Tears are necessary to keep our eyes moist and healthy. The lacrimal gland and other small glands inside the eyelid and on the white part of the eye constantly produce tears to keep the eye healthy.
Tears drain from the eye through two small openings called upper and lower puncta located at the inside corner of the eyelids near the nose. Tears move through a passage called the canaliculus and into the lacrimal sac. They then drop into a tear drop called the nasal-lacrimal duct and drain into the back of your nose and throat. That’s why your nose runs when you cry!
Tears lubricate eyes and make it possible to see the world clearly. When you blink, a tear film spreads over the eye, making the surface smooth and clear. This film is made up of three distinct layers. The outer most layer is oily. Next, the watery layer makes up most of what we think of as tears. Finally, a layer of mucus helps the watery layer spread evenly over the surface of the eye. Each of these three distinct layers is necessary in order for the tear film to adequately lubricate our eyes.

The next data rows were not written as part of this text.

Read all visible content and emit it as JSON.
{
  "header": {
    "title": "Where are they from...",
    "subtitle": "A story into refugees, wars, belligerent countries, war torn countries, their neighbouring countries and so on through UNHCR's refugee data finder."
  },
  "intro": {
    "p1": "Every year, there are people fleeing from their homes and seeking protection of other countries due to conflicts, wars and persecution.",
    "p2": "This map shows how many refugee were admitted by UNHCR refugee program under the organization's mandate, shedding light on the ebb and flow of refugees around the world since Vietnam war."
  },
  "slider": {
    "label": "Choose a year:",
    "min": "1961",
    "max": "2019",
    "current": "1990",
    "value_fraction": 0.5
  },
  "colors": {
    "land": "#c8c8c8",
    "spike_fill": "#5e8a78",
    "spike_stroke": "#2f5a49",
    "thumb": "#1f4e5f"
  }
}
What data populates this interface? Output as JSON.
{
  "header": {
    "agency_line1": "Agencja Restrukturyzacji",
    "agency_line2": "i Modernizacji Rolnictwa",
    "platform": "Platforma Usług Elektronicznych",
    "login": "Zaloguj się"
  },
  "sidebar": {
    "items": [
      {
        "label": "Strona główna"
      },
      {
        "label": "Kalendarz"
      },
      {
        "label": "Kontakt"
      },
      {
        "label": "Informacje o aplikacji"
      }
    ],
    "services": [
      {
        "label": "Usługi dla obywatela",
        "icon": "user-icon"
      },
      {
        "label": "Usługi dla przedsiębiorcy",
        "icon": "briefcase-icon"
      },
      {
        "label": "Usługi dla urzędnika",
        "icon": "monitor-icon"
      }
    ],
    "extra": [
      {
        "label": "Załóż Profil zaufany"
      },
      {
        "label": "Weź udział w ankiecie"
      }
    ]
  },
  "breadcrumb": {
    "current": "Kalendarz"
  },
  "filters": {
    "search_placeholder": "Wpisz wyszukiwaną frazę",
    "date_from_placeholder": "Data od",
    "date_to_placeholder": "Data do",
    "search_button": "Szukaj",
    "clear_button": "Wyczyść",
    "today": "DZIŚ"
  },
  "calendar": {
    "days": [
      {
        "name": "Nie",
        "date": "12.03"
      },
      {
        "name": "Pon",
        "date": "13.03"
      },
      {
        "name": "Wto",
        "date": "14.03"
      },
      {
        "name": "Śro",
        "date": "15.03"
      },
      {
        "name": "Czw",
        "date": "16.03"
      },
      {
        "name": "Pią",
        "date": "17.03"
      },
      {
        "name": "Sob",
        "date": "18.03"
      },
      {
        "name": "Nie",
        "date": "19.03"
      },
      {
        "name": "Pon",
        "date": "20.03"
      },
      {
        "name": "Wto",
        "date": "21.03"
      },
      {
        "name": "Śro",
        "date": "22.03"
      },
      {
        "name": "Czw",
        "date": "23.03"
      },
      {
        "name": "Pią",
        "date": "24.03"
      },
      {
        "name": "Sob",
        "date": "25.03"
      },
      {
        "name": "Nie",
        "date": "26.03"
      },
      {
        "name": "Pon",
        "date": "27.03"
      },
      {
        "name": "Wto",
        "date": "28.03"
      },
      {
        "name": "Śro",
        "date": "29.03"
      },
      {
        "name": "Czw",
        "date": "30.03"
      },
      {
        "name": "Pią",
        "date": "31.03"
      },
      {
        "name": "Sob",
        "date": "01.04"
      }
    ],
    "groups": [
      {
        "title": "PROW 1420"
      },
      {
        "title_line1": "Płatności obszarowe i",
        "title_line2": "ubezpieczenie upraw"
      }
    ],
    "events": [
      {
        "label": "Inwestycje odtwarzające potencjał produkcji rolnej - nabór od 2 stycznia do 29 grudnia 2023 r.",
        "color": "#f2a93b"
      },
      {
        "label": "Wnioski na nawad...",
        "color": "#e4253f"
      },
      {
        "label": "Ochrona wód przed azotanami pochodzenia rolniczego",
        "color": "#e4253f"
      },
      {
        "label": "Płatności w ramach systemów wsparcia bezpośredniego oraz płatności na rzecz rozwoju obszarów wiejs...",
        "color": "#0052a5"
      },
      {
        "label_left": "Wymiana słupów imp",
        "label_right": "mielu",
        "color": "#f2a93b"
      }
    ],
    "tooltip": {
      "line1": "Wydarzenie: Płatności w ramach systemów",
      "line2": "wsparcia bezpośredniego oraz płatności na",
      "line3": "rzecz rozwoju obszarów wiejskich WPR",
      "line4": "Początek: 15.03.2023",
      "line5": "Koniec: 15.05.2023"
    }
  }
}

Tears drain out of the eye through a tiny opening of the tear ducts on the eyelid margin, called puncta, then through a small channel into the nose. This is why your nose runs when you cry. Your ophthalmologist may recommend closing off the puncta, either temporarily or permanently, using tiny punctual plugs. Punctal plugs can be inserted in the lower eyelid, the upper eyelid, or in both eyelids. Using punctual plugs saves your own tears from draining away, and helps artificial tears last longer.